- ABOUT THIS EXERCISE
A faithful copy of all the entries is required, with no pictures in it.

▼▼▼

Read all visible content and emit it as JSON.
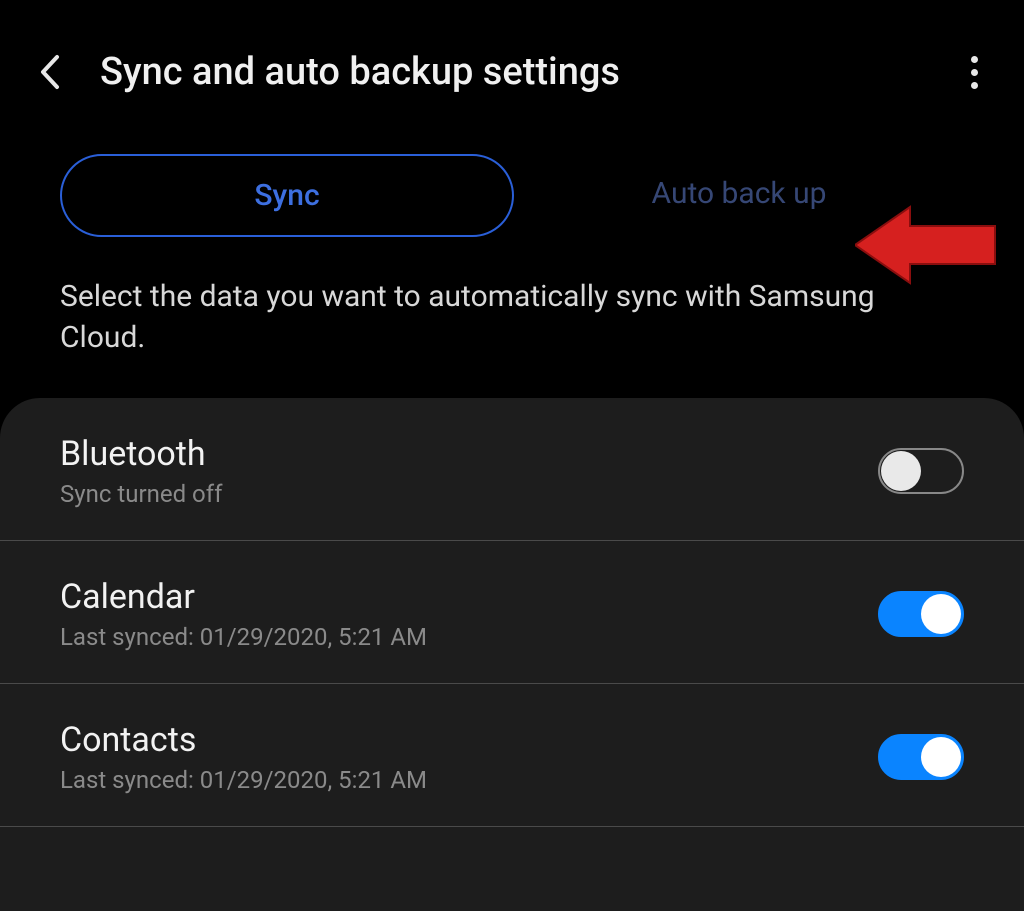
{
  "header": {
    "title": "Sync and auto backup settings"
  },
  "tabs": {
    "sync": "Sync",
    "auto_backup": "Auto back up"
  },
  "description": "Select the data you want to automatically sync with Samsung Cloud.",
  "items": [
    {
      "title": "Bluetooth",
      "sub": "Sync turned off",
      "on": false
    },
    {
      "title": "Calendar",
      "sub": "Last synced: 01/29/2020, 5:21 AM",
      "on": true
    },
    {
      "title": "Contacts",
      "sub": "Last synced: 01/29/2020, 5:21 AM",
      "on": true
    }
  ],
  "colors": {
    "accent": "#0a84ff",
    "tab_border": "#2a5fd8",
    "arrow": "#d6201f"
  }
}
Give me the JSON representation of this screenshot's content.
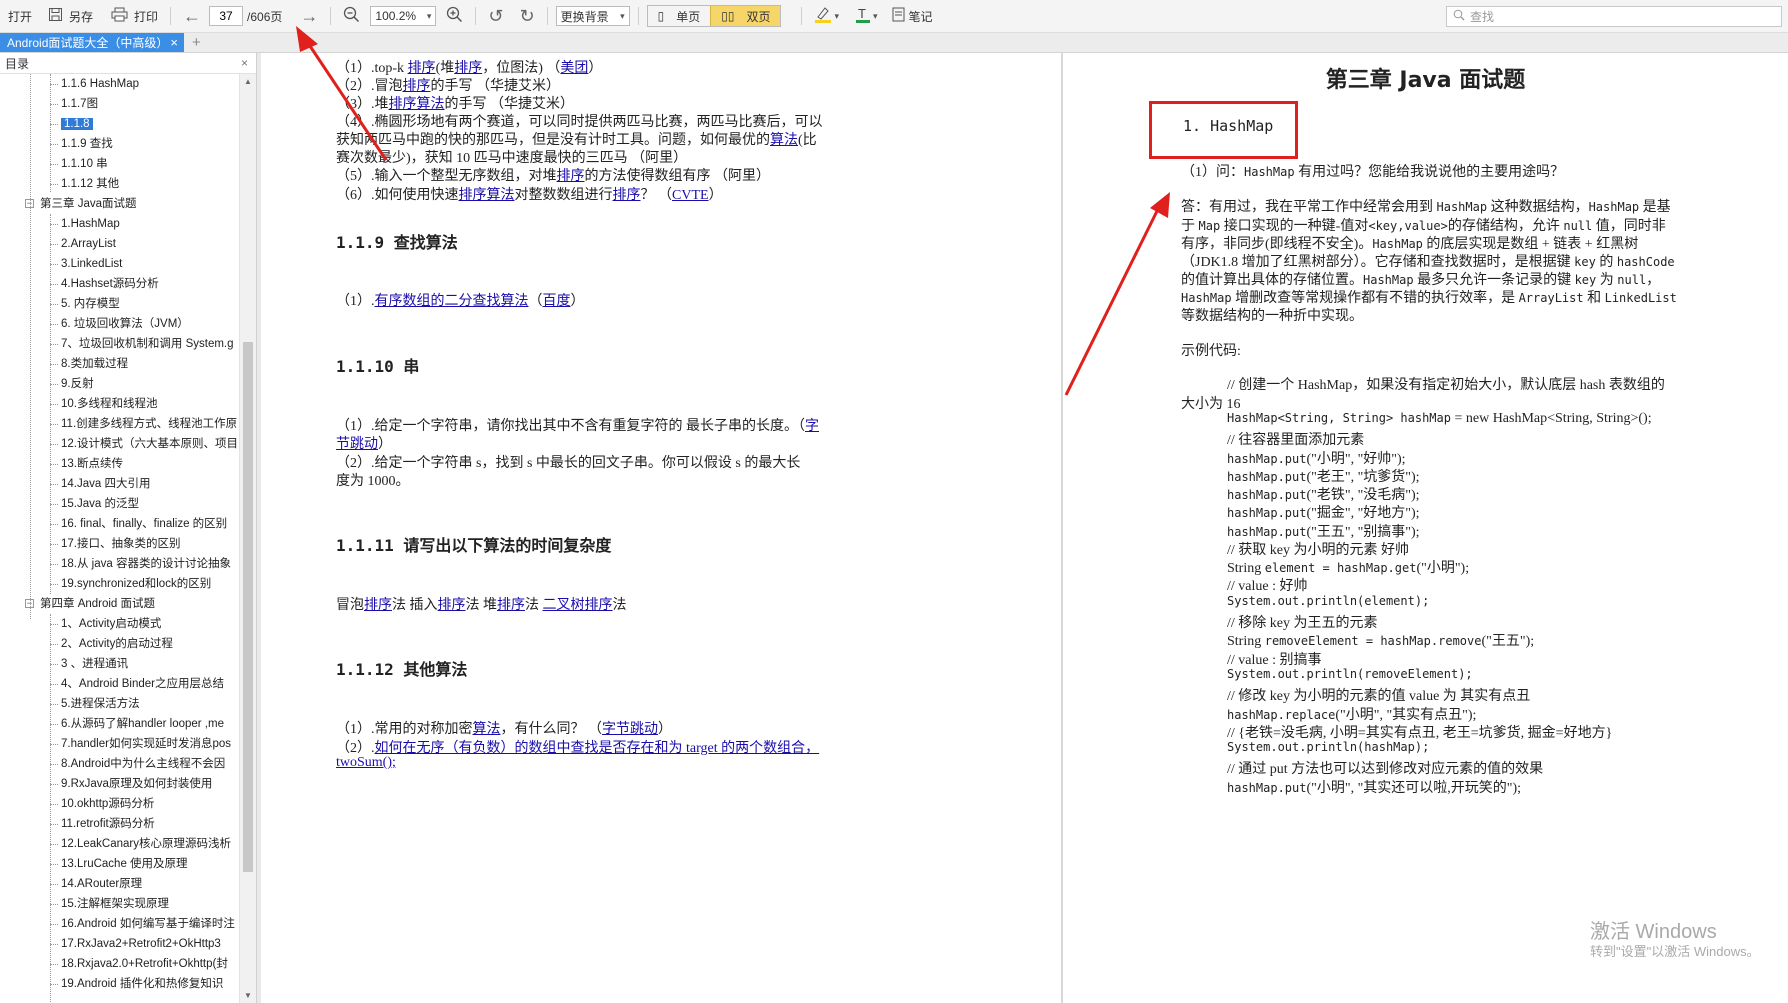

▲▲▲

- WRITTEN ANSWER
Read all visible content and emit it as JSON.
{
  "header": {
    "title": "Sync and auto backup settings"
  },
  "tabs": {
    "sync": "Sync",
    "auto_backup": "Auto back up"
  },
  "description": "Select the data you want to automatically sync with Samsung Cloud.",
  "items": [
    {
      "title": "Bluetooth",
      "sub": "Sync turned off",
      "on": false
    },
    {
      "title": "Calendar",
      "sub": "Last synced: 01/29/2020, 5:21 AM",
      "on": true
    },
    {
      "title": "Contacts",
      "sub": "Last synced: 01/29/2020, 5:21 AM",
      "on": true
    }
  ],
  "colors": {
    "accent": "#0a84ff",
    "tab_border": "#2a5fd8",
    "arrow": "#d6201f"
  }
}
Give me the JSON representation of this screenshot's content.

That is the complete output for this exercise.